■ EXERCISE INSTRUCTIONS ■
Look through the entries below and report every line that has "users".

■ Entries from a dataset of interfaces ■
%%
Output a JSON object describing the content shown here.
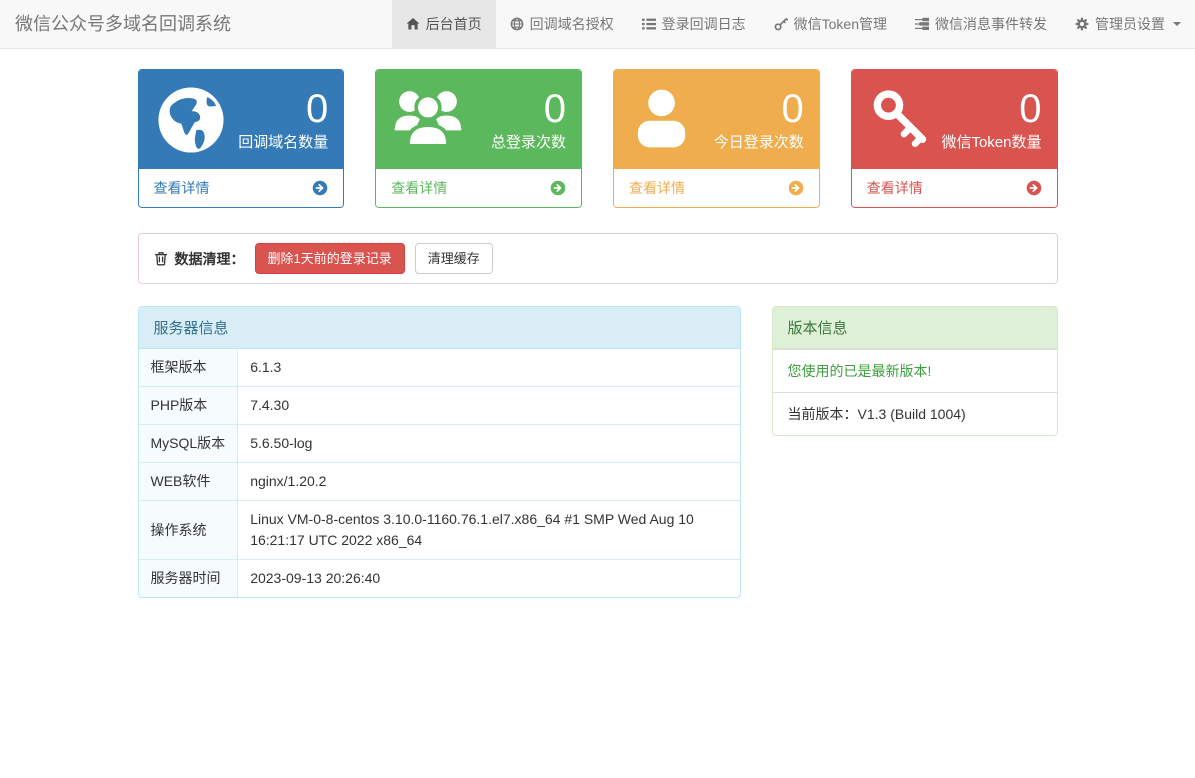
{
  "brand": "微信公众号多域名回调系统",
  "nav": {
    "items": [
      {
        "label": "后台首页",
        "icon": "home-icon",
        "active": true
      },
      {
        "label": "回调域名授权",
        "icon": "globe-icon",
        "active": false
      },
      {
        "label": "登录回调日志",
        "icon": "list-icon",
        "active": false
      },
      {
        "label": "微信Token管理",
        "icon": "key-icon",
        "active": false
      },
      {
        "label": "微信消息事件转发",
        "icon": "tasks-icon",
        "active": false
      },
      {
        "label": "管理员设置",
        "icon": "gear-icon",
        "active": false,
        "dropdown": true
      }
    ]
  },
  "stats": {
    "cards": [
      {
        "value": "0",
        "label": "回调域名数量",
        "link_label": "查看详情",
        "icon": "globe-icon",
        "color": "#337ab7"
      },
      {
        "value": "0",
        "label": "总登录次数",
        "link_label": "查看详情",
        "icon": "users-icon",
        "color": "#5cb85c"
      },
      {
        "value": "0",
        "label": "今日登录次数",
        "link_label": "查看详情",
        "icon": "user-icon",
        "color": "#f0ad4e"
      },
      {
        "value": "0",
        "label": "微信Token数量",
        "link_label": "查看详情",
        "icon": "key-icon",
        "color": "#d9534f"
      }
    ]
  },
  "cleanup": {
    "label": "数据清理：",
    "delete_button": "删除1天前的登录记录",
    "cache_button": "清理缓存"
  },
  "server_info": {
    "title": "服务器信息",
    "rows": [
      {
        "label": "框架版本",
        "value": "6.1.3"
      },
      {
        "label": "PHP版本",
        "value": "7.4.30"
      },
      {
        "label": "MySQL版本",
        "value": "5.6.50-log"
      },
      {
        "label": "WEB软件",
        "value": "nginx/1.20.2"
      },
      {
        "label": "操作系统",
        "value": "Linux VM-0-8-centos 3.10.0-1160.76.1.el7.x86_64 #1 SMP Wed Aug 10 16:21:17 UTC 2022 x86_64"
      },
      {
        "label": "服务器时间",
        "value": "2023-09-13 20:26:40"
      }
    ]
  },
  "version_info": {
    "title": "版本信息",
    "status": "您使用的已是最新版本!",
    "current": "当前版本：V1.3 (Build 1004)"
  },
  "icons": {
    "home-icon": "house",
    "globe-icon": "globe",
    "list-icon": "bulleted list",
    "key-icon": "key",
    "tasks-icon": "task bars",
    "gear-icon": "gear",
    "caret-down-icon": "▾",
    "trash-icon": "trash can",
    "arrow-circle-right-icon": "circled right arrow",
    "users-icon": "user group",
    "user-icon": "person"
  },
  "colors": {
    "primary": "#337ab7",
    "success": "#5cb85c",
    "warning": "#f0ad4e",
    "danger": "#d9534f",
    "navbar_bg": "#f8f8f8",
    "navbar_active_bg": "#e7e7e7",
    "info_header_bg": "#d9edf7",
    "info_text": "#31708f",
    "success_header_bg": "#dff0d8",
    "success_text": "#3c763d",
    "danger_panel_border": "#ebccd1"
  }
}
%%
■ YOUR RESPONSE ■
        "icon": "users-icon",
    "users-icon": "user group",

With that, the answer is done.